[Goal of the exercise]
Which lines of the records contain the word "value"? Copy each one.
--- Task material ---
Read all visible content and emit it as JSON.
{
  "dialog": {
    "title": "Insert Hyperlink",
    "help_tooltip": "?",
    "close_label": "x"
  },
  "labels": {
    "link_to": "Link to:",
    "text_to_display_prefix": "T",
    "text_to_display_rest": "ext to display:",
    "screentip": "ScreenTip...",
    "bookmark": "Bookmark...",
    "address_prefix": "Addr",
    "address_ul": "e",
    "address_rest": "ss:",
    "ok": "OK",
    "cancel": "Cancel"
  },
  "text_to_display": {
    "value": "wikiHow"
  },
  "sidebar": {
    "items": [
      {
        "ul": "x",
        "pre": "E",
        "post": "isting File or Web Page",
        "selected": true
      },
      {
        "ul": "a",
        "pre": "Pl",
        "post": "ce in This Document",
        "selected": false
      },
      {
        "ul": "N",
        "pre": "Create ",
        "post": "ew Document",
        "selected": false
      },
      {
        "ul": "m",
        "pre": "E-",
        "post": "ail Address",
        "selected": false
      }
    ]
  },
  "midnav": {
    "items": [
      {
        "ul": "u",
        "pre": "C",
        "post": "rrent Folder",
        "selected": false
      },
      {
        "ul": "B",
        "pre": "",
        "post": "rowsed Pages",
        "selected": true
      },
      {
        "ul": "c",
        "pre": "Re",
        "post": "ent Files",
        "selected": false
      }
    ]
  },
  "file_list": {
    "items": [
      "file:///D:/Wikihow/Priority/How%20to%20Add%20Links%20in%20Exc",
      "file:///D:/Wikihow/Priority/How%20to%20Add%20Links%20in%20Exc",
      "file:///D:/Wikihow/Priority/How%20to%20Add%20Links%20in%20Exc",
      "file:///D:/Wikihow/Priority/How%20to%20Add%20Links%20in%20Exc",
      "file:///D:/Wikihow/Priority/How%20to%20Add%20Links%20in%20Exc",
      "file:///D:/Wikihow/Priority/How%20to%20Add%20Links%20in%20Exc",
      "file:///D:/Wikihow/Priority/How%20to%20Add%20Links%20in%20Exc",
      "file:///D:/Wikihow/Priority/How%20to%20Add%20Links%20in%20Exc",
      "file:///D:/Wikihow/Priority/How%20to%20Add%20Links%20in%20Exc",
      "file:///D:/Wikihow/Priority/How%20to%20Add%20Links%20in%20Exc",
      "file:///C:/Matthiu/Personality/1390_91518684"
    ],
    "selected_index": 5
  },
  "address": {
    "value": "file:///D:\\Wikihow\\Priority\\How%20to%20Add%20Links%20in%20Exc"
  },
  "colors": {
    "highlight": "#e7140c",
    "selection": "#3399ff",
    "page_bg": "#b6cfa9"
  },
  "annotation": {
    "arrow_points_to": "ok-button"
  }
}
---
[Answer to this problem]
    "value": "wikiHow"
    "value": "file:///D:\\Wikihow\\Priority\\How%20to%20Add%20Links%20in%20Exc"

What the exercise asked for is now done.